*WORK INSTRUCTIONS*
How many of the lines below hold the word "JSON"? Answer only with the number.

****

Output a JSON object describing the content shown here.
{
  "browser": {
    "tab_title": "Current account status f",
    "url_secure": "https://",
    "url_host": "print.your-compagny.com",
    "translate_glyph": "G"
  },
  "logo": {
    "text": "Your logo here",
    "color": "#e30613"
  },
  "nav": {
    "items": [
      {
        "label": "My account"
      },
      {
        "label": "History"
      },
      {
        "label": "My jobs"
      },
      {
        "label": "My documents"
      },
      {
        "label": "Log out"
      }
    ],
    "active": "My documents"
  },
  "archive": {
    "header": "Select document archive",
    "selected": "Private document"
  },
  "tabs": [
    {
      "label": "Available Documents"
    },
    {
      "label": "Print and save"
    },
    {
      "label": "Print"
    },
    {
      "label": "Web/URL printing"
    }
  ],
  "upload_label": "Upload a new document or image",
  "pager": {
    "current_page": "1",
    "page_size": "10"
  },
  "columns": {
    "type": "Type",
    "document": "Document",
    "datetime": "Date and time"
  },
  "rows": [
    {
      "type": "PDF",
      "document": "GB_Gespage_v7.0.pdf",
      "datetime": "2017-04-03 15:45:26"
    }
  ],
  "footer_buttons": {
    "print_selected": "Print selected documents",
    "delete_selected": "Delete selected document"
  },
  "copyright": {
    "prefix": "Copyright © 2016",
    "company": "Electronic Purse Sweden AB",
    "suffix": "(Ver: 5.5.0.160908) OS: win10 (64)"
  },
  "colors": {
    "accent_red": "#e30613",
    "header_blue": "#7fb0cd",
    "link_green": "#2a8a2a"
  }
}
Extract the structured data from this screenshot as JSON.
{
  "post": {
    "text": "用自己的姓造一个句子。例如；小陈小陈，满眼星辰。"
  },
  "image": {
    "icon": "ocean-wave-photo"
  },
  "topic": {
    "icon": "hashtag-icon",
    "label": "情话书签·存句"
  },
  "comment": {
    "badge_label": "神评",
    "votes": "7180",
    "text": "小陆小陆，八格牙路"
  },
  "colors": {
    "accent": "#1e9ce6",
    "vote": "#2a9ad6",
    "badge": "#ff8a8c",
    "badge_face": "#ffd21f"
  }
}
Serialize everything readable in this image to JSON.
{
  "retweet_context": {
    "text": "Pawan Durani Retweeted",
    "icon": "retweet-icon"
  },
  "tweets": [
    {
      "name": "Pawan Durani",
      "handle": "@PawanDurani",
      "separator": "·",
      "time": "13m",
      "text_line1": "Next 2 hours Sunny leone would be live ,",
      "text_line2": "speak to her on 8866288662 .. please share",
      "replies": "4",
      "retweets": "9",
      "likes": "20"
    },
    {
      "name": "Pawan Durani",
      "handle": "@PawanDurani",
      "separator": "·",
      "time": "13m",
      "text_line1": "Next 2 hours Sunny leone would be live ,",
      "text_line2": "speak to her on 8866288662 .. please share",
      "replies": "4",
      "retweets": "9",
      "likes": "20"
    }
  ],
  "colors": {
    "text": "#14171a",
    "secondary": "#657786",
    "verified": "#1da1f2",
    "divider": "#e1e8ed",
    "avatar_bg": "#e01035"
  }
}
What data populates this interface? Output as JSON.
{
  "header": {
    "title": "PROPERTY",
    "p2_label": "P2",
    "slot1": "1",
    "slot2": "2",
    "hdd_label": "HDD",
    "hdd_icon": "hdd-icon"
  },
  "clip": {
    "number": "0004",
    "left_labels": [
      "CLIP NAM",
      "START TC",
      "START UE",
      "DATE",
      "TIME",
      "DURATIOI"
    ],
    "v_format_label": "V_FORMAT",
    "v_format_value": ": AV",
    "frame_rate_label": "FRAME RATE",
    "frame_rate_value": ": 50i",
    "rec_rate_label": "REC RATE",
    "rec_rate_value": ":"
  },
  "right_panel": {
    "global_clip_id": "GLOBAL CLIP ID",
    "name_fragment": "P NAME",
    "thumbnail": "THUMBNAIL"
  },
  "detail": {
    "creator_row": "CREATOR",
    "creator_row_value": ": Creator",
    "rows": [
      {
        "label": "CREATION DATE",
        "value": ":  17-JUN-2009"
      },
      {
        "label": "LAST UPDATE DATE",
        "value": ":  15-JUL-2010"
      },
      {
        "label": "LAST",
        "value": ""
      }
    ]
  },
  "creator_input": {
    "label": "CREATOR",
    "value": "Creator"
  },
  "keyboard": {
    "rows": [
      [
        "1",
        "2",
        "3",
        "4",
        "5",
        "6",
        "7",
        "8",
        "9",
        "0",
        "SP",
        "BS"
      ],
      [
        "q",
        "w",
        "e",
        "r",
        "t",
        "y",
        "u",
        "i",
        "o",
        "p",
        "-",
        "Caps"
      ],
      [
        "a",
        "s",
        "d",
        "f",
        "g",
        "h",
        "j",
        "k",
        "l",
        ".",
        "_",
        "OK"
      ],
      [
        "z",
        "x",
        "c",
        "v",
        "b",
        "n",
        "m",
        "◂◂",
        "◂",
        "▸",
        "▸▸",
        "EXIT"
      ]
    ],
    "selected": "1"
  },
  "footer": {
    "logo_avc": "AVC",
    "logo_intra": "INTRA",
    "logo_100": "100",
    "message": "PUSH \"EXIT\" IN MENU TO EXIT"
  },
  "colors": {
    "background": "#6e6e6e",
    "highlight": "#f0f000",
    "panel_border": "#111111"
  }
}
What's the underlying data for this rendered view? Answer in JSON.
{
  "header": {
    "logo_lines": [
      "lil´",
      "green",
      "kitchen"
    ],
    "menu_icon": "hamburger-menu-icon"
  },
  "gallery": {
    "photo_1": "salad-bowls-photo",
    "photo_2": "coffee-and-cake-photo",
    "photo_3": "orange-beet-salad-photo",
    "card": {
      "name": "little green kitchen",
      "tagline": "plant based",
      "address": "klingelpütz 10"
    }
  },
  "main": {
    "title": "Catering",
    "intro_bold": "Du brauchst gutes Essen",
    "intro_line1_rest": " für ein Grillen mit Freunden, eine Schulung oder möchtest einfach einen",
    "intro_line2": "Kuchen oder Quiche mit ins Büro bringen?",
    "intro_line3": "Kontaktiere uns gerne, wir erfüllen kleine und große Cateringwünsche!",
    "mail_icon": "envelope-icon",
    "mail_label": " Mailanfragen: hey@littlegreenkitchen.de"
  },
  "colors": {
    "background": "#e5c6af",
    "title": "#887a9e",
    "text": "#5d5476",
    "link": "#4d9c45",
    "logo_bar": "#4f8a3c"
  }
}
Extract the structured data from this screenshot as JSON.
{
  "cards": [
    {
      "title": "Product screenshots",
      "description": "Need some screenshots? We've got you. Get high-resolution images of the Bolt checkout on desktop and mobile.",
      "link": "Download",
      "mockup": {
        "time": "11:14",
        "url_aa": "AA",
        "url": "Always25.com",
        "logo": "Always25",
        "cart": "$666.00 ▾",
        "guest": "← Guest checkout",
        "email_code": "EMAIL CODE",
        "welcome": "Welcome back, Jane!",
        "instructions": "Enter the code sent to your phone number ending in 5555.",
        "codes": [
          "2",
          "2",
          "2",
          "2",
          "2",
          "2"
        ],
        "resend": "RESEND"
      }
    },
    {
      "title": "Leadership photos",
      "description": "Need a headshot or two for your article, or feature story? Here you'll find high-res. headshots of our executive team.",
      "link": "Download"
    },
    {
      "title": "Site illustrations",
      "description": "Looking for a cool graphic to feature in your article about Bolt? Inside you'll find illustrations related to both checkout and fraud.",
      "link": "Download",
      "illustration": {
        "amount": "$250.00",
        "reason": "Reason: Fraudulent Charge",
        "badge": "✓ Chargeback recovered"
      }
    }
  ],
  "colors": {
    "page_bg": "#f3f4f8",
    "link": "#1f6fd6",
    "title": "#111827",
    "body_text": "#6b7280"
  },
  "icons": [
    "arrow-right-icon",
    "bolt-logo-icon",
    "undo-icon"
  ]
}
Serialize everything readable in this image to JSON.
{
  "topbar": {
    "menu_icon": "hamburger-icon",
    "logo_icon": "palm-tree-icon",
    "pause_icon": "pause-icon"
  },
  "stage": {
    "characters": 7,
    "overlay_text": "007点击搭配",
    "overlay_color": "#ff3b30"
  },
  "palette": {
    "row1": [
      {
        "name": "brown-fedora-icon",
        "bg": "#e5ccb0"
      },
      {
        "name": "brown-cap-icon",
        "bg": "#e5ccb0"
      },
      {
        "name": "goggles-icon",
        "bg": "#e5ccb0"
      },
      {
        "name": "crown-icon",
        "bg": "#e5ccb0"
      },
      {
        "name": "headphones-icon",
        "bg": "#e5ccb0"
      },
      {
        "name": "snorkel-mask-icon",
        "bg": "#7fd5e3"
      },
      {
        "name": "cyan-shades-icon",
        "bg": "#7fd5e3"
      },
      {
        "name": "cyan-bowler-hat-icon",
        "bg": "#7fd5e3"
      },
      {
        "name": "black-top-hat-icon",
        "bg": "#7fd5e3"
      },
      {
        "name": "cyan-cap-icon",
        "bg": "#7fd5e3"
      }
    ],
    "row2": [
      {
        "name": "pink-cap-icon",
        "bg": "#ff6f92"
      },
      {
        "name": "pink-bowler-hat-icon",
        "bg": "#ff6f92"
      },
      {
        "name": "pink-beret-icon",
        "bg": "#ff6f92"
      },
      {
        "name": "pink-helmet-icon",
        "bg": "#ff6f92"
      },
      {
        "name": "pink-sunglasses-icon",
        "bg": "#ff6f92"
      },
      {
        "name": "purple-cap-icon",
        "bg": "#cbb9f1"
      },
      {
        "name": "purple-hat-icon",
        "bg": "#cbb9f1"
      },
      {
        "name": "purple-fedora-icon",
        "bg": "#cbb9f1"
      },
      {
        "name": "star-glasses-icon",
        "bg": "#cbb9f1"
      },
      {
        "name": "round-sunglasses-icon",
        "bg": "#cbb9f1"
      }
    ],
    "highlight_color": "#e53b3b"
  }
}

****

*RESPONSE FOR THIS EXERCISE*
7